Read more: The District Six museum is more than just a museum, it’s living history

The museum was launched on 22 April 2021 following Covid-19 protocols. The launch can be viewed here.  Speaking at the launch, Poet  Khadija Tracey Heeger said:  “Coloured doesn’t carry sweet in the name. Coloured means secret. It means better, it means worse.” 

Defence and Military Veterans Minister Nosiviwe Mapisa-Nqakula said South African stories are not told by South Africans. Mapisa-Nqakula hopes learners who visit the museum can appreciate the truths of an under-researched and misunderstood part of our history. Marlene Le Roux, the CEO of the Artscape Theater said she was overwhelmed and gratified that the unfolding of our own history has a place for research and dialogue of our shared past, present and future.

Read more: Calling myself “Coloured” gives me the ability to choose new meanings for myself

The idea for the Camissa museum originated with the late veteran liberation movement leader Reggie September, whose widow Melissa Steyn was at the launch. Curator of the Camissa museum,  Angus Leendertz said the online launch is just a stepping stone to putting the physical museum in place.  

You can access the museum here.  

The welcome video is immensely informative, and gives the story behind the museum. The site itself allows visitors to understand the history, parallels, inspiration, people, motivation and aim of this online museum and the seven tributaries of Camissa heritage. The website is easy to navigate and flows like a river – definitely a metaphor for its name. 

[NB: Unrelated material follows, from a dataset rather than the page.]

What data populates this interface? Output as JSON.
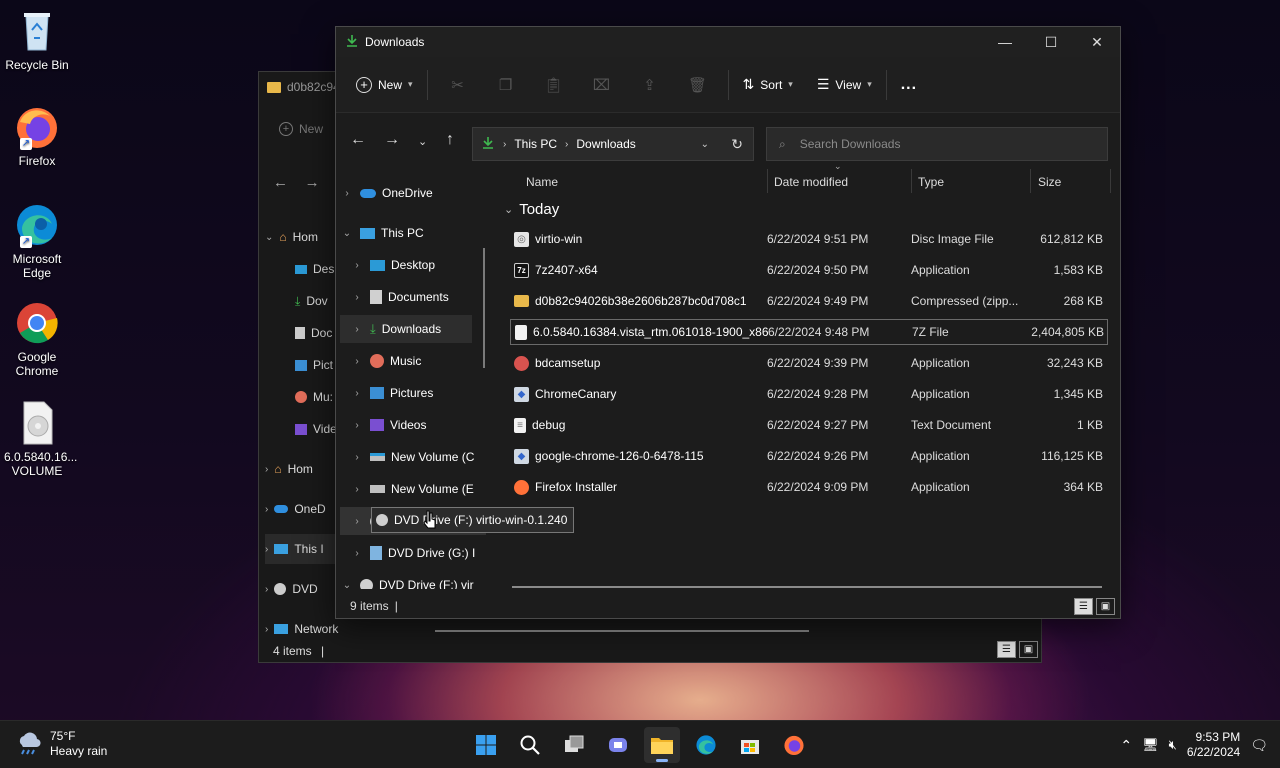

Camissa is a Khoi word meaning “the place of sweet waters”.  Like many coloured people like myself we want to know our roots, there is a DNA tab that explains how to investigate this. The online Camissa museum is a tributary of information and resources. It is easy to read and understand, and heaven for any history buff. I was conflicted that the launch took place at the Castle,and will subsequently house the physical museum. I am warming up to the idea of reclaiming the space, and affirming the real history of the Cape.

Read more: “The Lie of 1652” debunks colonial and apartheid land myths

We must remain aware that the space was home to horrors like slave trading, imprisonment and torture. The construction of the Castle was built by slaves and the Khoikhoi. In  2016 on the 350 years of existence of Castle of Good Hope, by Minister Nosiviwe Mapisa-Nqakula said “The Castle of Good Hope, a historic edifice in the heart of Cape Town’s central business district, can be described as a symbol of the beginning of an era that set our country on the destructive path of colonial injustice, and racial oppression. A standing reminder and sanctuary for the defense of a brutal system that robbed the majority of South Africans of their dignity, social identity, land and other benefits of their country’s economic potential”

The use of an online resource is just and fair, as most museums are repositories of plundered items. We are also living in a pandemic where online accessibility is paramount. Restorative justice and memory movements like the Camissa museum are vital in decolonising history. South Africa’s history is so fragmented, and for far too long told from the Western gaze. The move toward accessible history for all is welcomed, and the right step in challenging colonial and apartheid narratives about our identities. 

All images via Facebook